((

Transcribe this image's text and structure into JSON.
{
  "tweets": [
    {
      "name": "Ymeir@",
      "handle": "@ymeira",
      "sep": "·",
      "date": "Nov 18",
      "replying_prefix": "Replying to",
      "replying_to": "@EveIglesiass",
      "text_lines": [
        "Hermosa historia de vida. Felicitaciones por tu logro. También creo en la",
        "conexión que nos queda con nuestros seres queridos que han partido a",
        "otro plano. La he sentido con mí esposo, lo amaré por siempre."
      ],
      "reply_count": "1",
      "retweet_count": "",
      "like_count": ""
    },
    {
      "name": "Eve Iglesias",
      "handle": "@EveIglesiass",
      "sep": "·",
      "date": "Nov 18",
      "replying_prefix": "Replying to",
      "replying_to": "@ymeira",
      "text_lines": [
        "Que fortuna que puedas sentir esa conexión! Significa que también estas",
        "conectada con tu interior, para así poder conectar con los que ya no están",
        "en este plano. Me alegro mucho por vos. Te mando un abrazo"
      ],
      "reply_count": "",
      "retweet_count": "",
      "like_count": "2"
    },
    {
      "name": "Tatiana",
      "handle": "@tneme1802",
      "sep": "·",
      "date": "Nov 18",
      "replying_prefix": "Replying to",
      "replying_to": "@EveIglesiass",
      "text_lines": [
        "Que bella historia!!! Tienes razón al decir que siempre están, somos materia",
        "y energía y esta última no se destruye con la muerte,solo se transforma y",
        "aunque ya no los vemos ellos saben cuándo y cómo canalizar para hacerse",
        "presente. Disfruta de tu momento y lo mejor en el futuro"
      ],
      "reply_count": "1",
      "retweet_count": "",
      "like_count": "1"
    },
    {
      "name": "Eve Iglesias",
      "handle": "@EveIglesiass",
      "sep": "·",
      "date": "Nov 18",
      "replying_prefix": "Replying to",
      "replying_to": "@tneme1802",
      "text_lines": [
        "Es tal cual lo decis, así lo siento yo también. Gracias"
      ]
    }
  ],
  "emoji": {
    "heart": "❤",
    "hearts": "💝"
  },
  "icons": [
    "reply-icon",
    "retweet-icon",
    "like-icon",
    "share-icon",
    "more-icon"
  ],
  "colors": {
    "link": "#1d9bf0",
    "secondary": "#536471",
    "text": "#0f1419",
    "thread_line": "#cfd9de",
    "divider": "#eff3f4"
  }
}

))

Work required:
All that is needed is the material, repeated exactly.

Exercise answer:
Transcribe this image's text and structure into JSON.
{
  "tweets": [
    {
      "name": "Ymeir@",
      "handle": "@ymeira",
      "sep": "·",
      "date": "Nov 18",
      "replying_prefix": "Replying to",
      "replying_to": "@EveIglesiass",
      "text_lines": [
        "Hermosa historia de vida. Felicitaciones por tu logro. También creo en la",
        "conexión que nos queda con nuestros seres queridos que han partido a",
        "otro plano. La he sentido con mí esposo, lo amaré por siempre."
      ],
      "reply_count": "1",
      "retweet_count": "",
      "like_count": ""
    },
    {
      "name": "Eve Iglesias",
      "handle": "@EveIglesiass",
      "sep": "·",
      "date": "Nov 18",
      "replying_prefix": "Replying to",
      "replying_to": "@ymeira",
      "text_lines": [
        "Que fortuna que puedas sentir esa conexión! Significa que también estas",
        "conectada con tu interior, para así poder conectar con los que ya no están",
        "en este plano. Me alegro mucho por vos. Te mando un abrazo"
      ],
      "reply_count": "",
      "retweet_count": "",
      "like_count": "2"
    },
    {
      "name": "Tatiana",
      "handle": "@tneme1802",
      "sep": "·",
      "date": "Nov 18",
      "replying_prefix": "Replying to",
      "replying_to": "@EveIglesiass",
      "text_lines": [
        "Que bella historia!!! Tienes razón al decir que siempre están, somos materia",
        "y energía y esta última no se destruye con la muerte,solo se transforma y",
        "aunque ya no los vemos ellos saben cuándo y cómo canalizar para hacerse",
        "presente. Disfruta de tu momento y lo mejor en el futuro"
      ],
      "reply_count": "1",
      "retweet_count": "",
      "like_count": "1"
    },
    {
      "name": "Eve Iglesias",
      "handle": "@EveIglesiass",
      "sep": "·",
      "date": "Nov 18",
      "replying_prefix": "Replying to",
      "replying_to": "@tneme1802",
      "text_lines": [
        "Es tal cual lo decis, así lo siento yo también. Gracias"
      ]
    }
  ],
  "emoji": {
    "heart": "❤",
    "hearts": "💝"
  },
  "icons": [
    "reply-icon",
    "retweet-icon",
    "like-icon",
    "share-icon",
    "more-icon"
  ],
  "colors": {
    "link": "#1d9bf0",
    "secondary": "#536471",
    "text": "#0f1419",
    "thread_line": "#cfd9de",
    "divider": "#eff3f4"
  }
}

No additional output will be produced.